▸ WORK TASK
Could every line of the listing be output exactly, with the pictures skipped?
=== ENTRIES SUPPLIED ===
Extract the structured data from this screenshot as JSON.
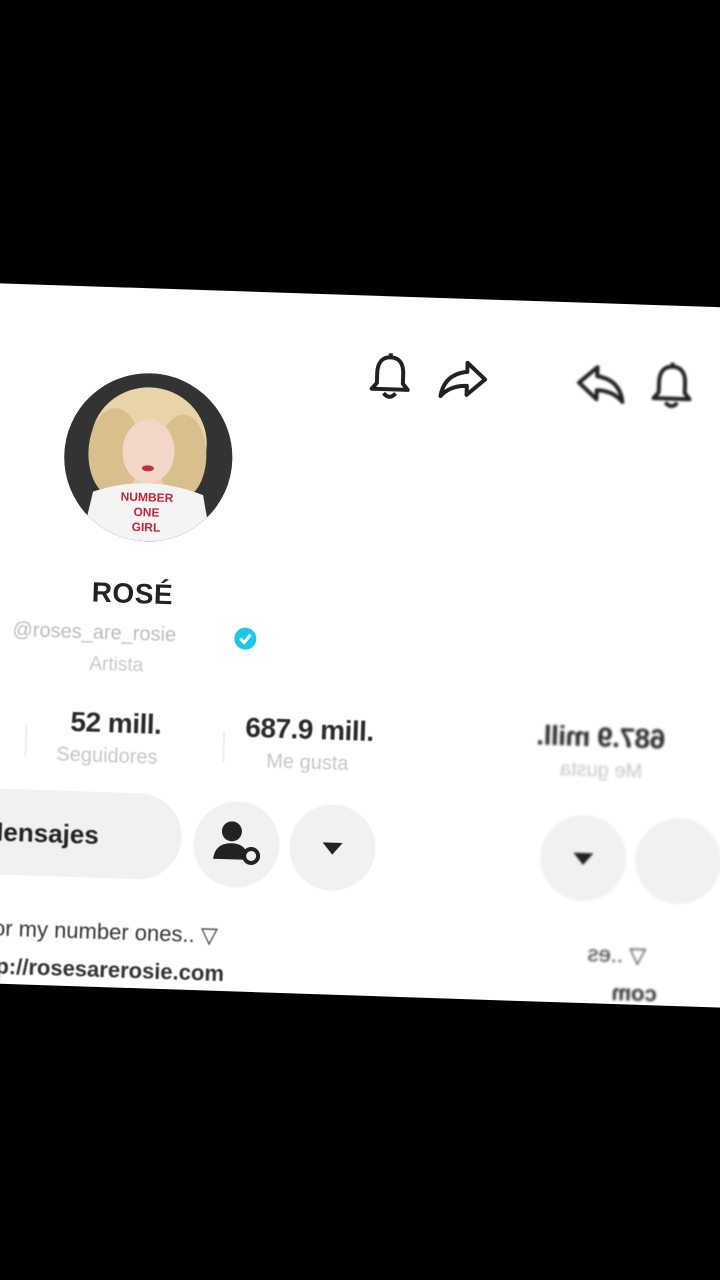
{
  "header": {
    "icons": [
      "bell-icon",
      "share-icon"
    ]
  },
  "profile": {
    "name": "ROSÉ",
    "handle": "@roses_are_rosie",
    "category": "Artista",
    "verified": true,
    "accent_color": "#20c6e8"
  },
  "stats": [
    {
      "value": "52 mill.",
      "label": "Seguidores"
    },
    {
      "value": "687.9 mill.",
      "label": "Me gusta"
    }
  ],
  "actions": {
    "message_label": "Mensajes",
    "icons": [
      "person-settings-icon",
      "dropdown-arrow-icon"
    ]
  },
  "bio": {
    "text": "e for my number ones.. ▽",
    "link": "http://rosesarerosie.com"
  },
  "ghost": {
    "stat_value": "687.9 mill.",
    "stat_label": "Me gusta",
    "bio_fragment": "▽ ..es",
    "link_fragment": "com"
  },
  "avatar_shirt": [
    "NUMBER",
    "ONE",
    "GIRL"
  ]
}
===
▸ RESULT OF THIS EXERCISE
Extract the structured data from this screenshot as JSON.
{
  "header": {
    "icons": [
      "bell-icon",
      "share-icon"
    ]
  },
  "profile": {
    "name": "ROSÉ",
    "handle": "@roses_are_rosie",
    "category": "Artista",
    "verified": true,
    "accent_color": "#20c6e8"
  },
  "stats": [
    {
      "value": "52 mill.",
      "label": "Seguidores"
    },
    {
      "value": "687.9 mill.",
      "label": "Me gusta"
    }
  ],
  "actions": {
    "message_label": "Mensajes",
    "icons": [
      "person-settings-icon",
      "dropdown-arrow-icon"
    ]
  },
  "bio": {
    "text": "e for my number ones.. ▽",
    "link": "http://rosesarerosie.com"
  },
  "ghost": {
    "stat_value": "687.9 mill.",
    "stat_label": "Me gusta",
    "bio_fragment": "▽ ..es",
    "link_fragment": "com"
  },
  "avatar_shirt": [
    "NUMBER",
    "ONE",
    "GIRL"
  ]
}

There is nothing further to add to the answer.